At some point in the future – our energy codes probably are going to require this already, without new legislation – new construction is probably going to have to be electric only. How do we ensure that we're ready for that? How do we ensure that utilities are ready for that? How do we ensure that the gas utilities are not building new gas lines that are going to be obsolete in 10 years? Those are the policy choices we have to make, and we have to be really, really clear about what we're doing and what we're not doing. Because that is a recipe for backlash, if people do think we're going to be coming in and telling them to have cold houses.

David Roberts:   

What about your personal political plans? Are you happy doing your work in the House, or do you have your eye on other things?

Joe Fitzgibbon:  

I don't see myself running for office at a different level of government. I feel good about the work where I am in the House right now. I don't see the federal government as a really rewarding or productive place for me to be; I'm glad that good people are there doing what they're doing. I had an open Senate seat in my district three years ago that I chose not to run for because I felt like I was just getting the hang of things in the House, and I was committee chair – and I think that turned out to be the right decision. So I plan on doing this until I get a little more burned out on it, and that's as far into the future as I can see.

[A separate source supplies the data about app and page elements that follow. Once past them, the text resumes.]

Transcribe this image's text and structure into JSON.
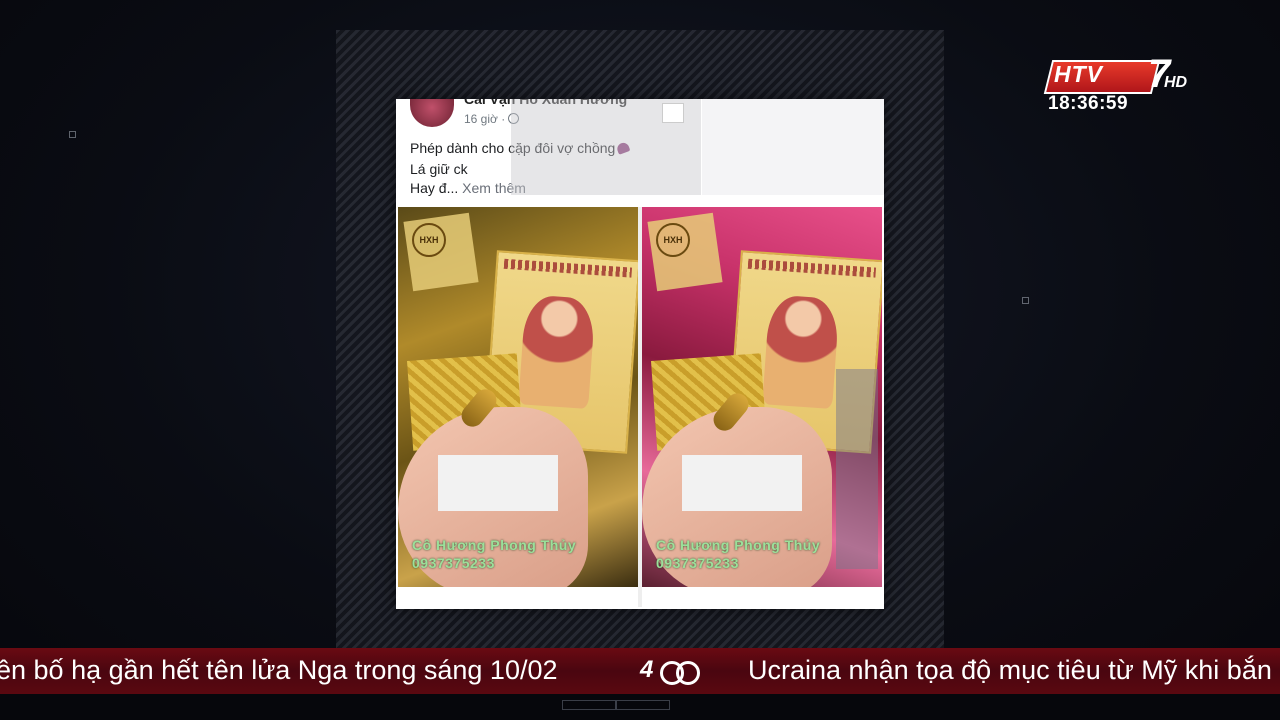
{
  "post": {
    "author": "Cai Vạn Hồ Xuân Hương",
    "time": "16 giờ ·",
    "line1": "Phép dành cho cặp đôi vợ chồng",
    "line2": "Lá giữ ck",
    "line3_prefix": "Hay đ...",
    "see_more": "Xem thêm"
  },
  "photos": {
    "left": {
      "logo": "HXH",
      "watermark": "Cô Hương Phong Thủy",
      "phone": "0937375233"
    },
    "right": {
      "logo": "HXH",
      "watermark": "Cô Hương Phong Thủy",
      "phone": "0937375233"
    }
  },
  "channel": {
    "name": "HTV",
    "number": "7",
    "quality": "HD",
    "time": "18:36:59"
  },
  "ticker": {
    "left_text": "ên bố hạ gần hết tên lửa Nga trong sáng 10/02",
    "right_text": "Ucraina nhận tọa độ mục tiêu từ Mỹ khi bắn",
    "logo": "4"
  },
  "colors": {
    "ticker_bg": "#5a0810",
    "logo_red": "#e83a2a",
    "watermark_green": "#9be09a"
  }
}
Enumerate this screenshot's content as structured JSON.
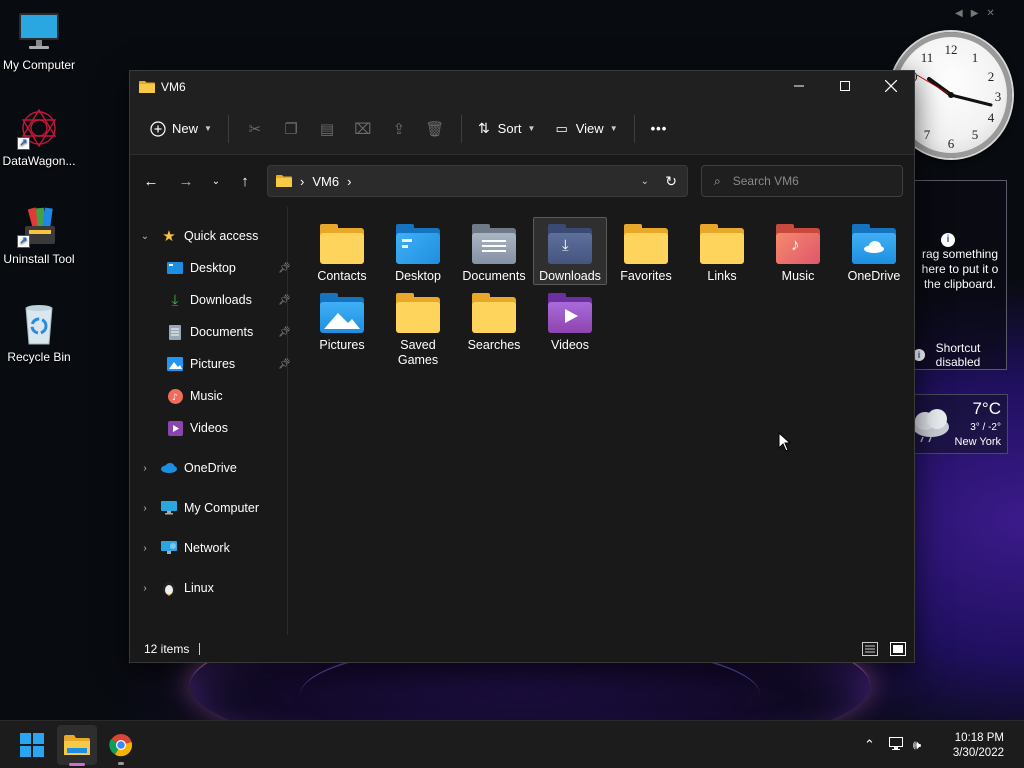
{
  "desktop": {
    "icons": [
      {
        "label": "My Computer"
      },
      {
        "label": "DataWagon..."
      },
      {
        "label": "Uninstall Tool"
      },
      {
        "label": "Recycle Bin"
      }
    ],
    "clipboard_gadget": {
      "hint": "rag something here to put it o the clipboard.",
      "shortcut": "Shortcut disabled"
    },
    "weather_gadget": {
      "temp": "7°C",
      "range": "3° / -2°",
      "city": "New York"
    }
  },
  "window": {
    "title": "VM6",
    "toolbar": {
      "new_label": "New",
      "sort_label": "Sort",
      "view_label": "View",
      "more_label": "•••"
    },
    "address": {
      "segments": [
        "VM6"
      ]
    },
    "search": {
      "placeholder": "Search VM6"
    },
    "sidebar": {
      "quick_access": "Quick access",
      "pinned": [
        {
          "label": "Desktop"
        },
        {
          "label": "Downloads"
        },
        {
          "label": "Documents"
        },
        {
          "label": "Pictures"
        },
        {
          "label": "Music"
        },
        {
          "label": "Videos"
        }
      ],
      "roots": [
        {
          "label": "OneDrive"
        },
        {
          "label": "My Computer"
        },
        {
          "label": "Network"
        },
        {
          "label": "Linux"
        }
      ]
    },
    "items": [
      {
        "label": "Contacts",
        "icon": "folder-contacts-icon"
      },
      {
        "label": "Desktop",
        "icon": "folder-desktop-icon"
      },
      {
        "label": "Documents",
        "icon": "folder-documents-icon"
      },
      {
        "label": "Downloads",
        "icon": "folder-downloads-icon",
        "selected": true
      },
      {
        "label": "Favorites",
        "icon": "folder-favorites-icon"
      },
      {
        "label": "Links",
        "icon": "folder-links-icon"
      },
      {
        "label": "Music",
        "icon": "folder-music-icon"
      },
      {
        "label": "OneDrive",
        "icon": "folder-onedrive-icon"
      },
      {
        "label": "Pictures",
        "icon": "folder-pictures-icon"
      },
      {
        "label": "Saved Games",
        "icon": "folder-savedgames-icon"
      },
      {
        "label": "Searches",
        "icon": "folder-searches-icon"
      },
      {
        "label": "Videos",
        "icon": "folder-videos-icon"
      }
    ],
    "status": {
      "count": "12 items"
    }
  },
  "taskbar": {
    "time": "10:18 PM",
    "date": "3/30/2022"
  },
  "colors": {
    "folder_yellow": "#f5c542",
    "folder_blue": "#1e8fe0",
    "accent_pink": "#d36ad6"
  }
}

David Roberts:   

Well, you're passing bills and seeing actual changes made – why anyone on Earth would want to go from that situation to the US Senate is utterly mysterious to me. I don't even know why it's viewed as up anymore. It's more like lateral or downward.

Joe Fitzgibbon:  

That's a more clear way of saying that, for sure.

David Roberts:   

Thanks so much for taking all this time, and thanks for all the work you're doing. 

Joe Fitzgibbon:

Thanks, David.